The afterthought of an air conditioner simply cannot keep up with the smash of bodies and a veranda door is opened.  The sweet, sickly heaviness of gardenias fills the room and serves as a foil to the faint bitterness of bats somewhere in the eaves.  I am told that the ballroom above our heads is collapsing and is off limits.  I look in the off center gilded and fogged mirror.   The leaded chandelier above seems suddenly menacing.

The crowd is a definition.  There are knots of elderly people moving about a massive pecan refractory table piled with the usual Southern goods.  Wavering hands clutch crystal high ball glasses against chipped Spode.  The period clothing would make even the most jaded Williamsburg denizen envious. 

Middle aged couples talk of the oil down on the Gulf as their children chase fireflies and are attacked by no see ums out by the roses.  Coltish tanned girls from Oxford and Tuscaloosa are drawn together (as all Southern women are) by a good story.  I see B.R. and he tells me of how they are renovating his uncles old place outside of Acapulco.  Although saddened that it has been discovered again he is looking forward to the seasons villa parties.  A guy in his twenties hands me a glass of something local, then adds a friends bitters.  It tastes like spar varnish with an overtone of rosemary. I thank him and then field questions about Tony Howard.  I think that someone must think we hung around short midwicket and deep fine leg together...

still no greens.

Tomorrow the road leads to the sea....

Tuesday, July 13, 2010

Wishing every month of the year could be June

The ferry leaves the dock with a slow, groaning inertia.  Engines idle hungrily under the diesel thump as air conditioners and fans are pushed to high.   Cars packed like those in a cannery settle in for the short ride.  We limbo sideways out the door, trying not to door whack the elderly couple in their golden sedan.  A woman behind us grips her wheel, hair fanning out from the a.c.'s wake.  From a once red F150 we hear Tommy James and the Shondells Crystal Blue Persuasion.  My seven year old grabs my hand and we move through the salt air and up onto  the observation deck.  Our stomachs are full of fried clams and grape Nehi's.  It's summer in the Outer Banks.

This is June, probably the finest month of the year.  Everything seems so possible.  The breadth of summer just streaming out before you into an unknowable distance.  This is the month of childhood and one that still settles expectantly on even the oldest of travel companions. 

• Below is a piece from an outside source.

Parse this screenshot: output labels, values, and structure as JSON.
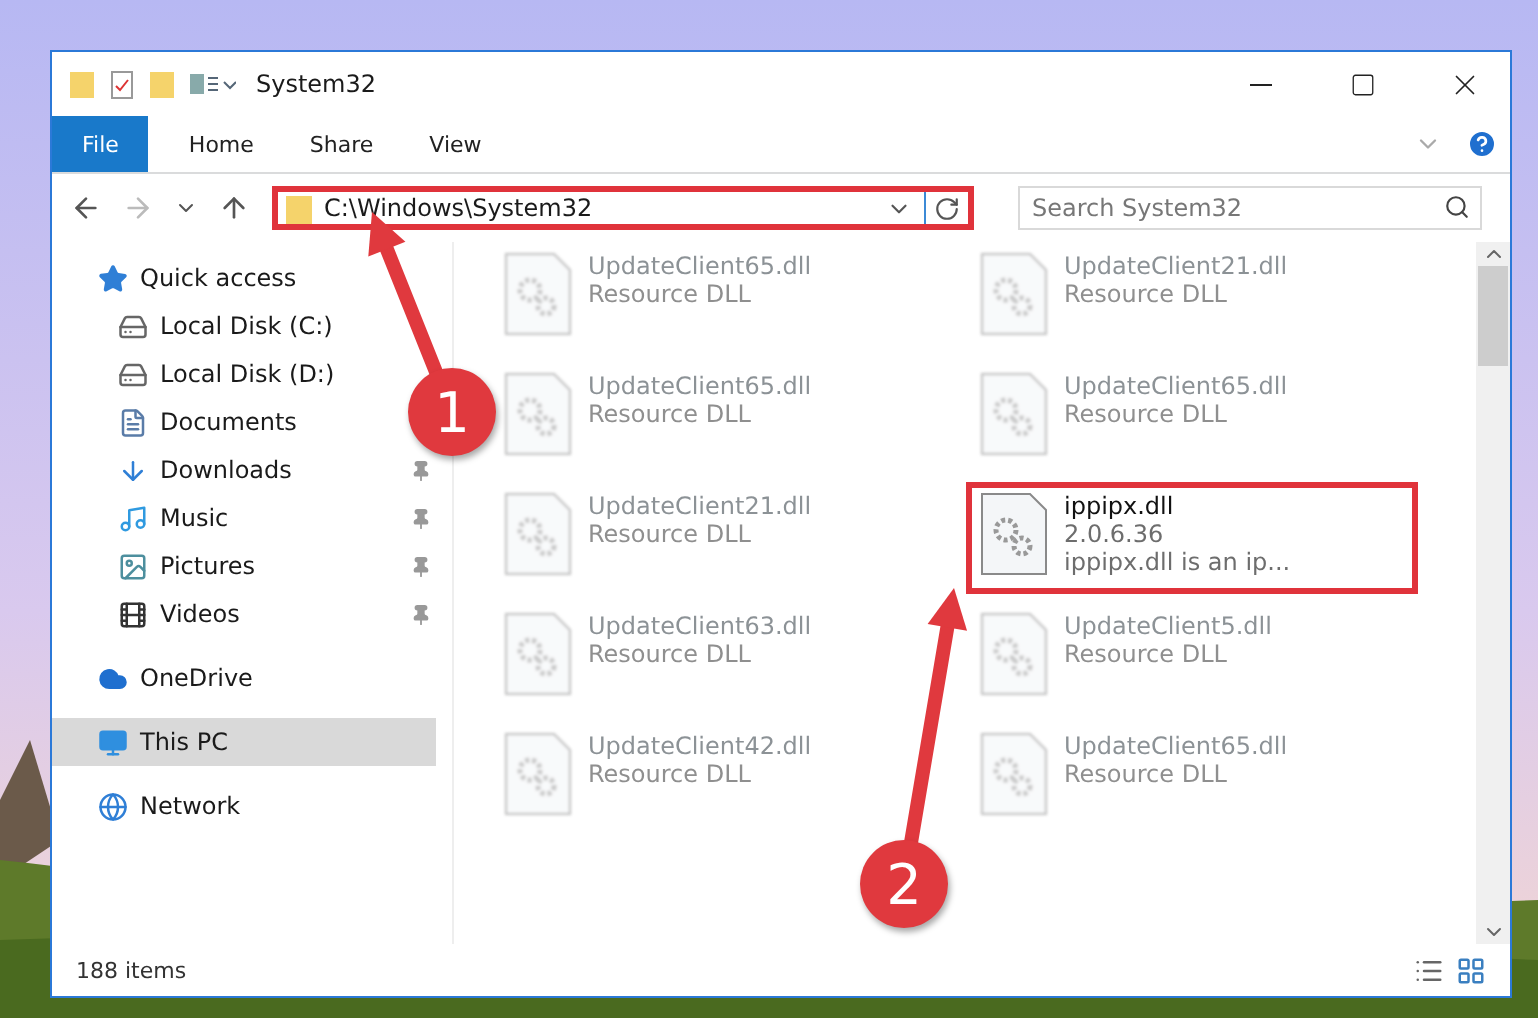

 thinking of another batch

Eventually we head South and end up in Wrightsville.  The scene of so much of a misspent youth.  The swells are kneeish at best and nothing is happening.  The beach breaks are still crummy and the break near the pier is too policed.  Figure Eight is rejoining the sea. We grab Carolina dogs at the Trolley Stop and eavesdrop on the same conversations that we surely had while perched on our beater Wagoneers. Inevitably there is talk of a party across Masonboro inlet.  Someone will swim across, someone will barely make it to the barnacle encrusted buoy after misjudging currents, someones friends will pluck them from the sea in an overloaded Grady White. 
These talks never end.  My son is finishing his dog and we seem fitting bookends to the most summery of discussions.

Despite our better judgment we are working on pulling together something a bit more comprehensive than our sporadic offerings.  This seems like work but we have listened to what you want.  We'll keep everyone posted as ideas emerge and designs materialize. 

I'm still thoroughly against any kind of seasonal collection.  The goal as always is an 8 week pulse of something new and worth acquiring.  What is seasonal anymore?  For the price of a Varig ticket we can all go from Vilebrequins and oxfords to off piste in Portillo, wearing the most technical of Chouinard's gear.  I've left puzzled customs officers in Bridgetown as they sweated through a suitcase full of tweeds and sweaters, packed for a Hogmanay house party.  I suppose it's all relative.

  All I can promise is that no 640 gram shooting jackets will be seen in July.  Swim trunks in the midst of winter are something else entirely...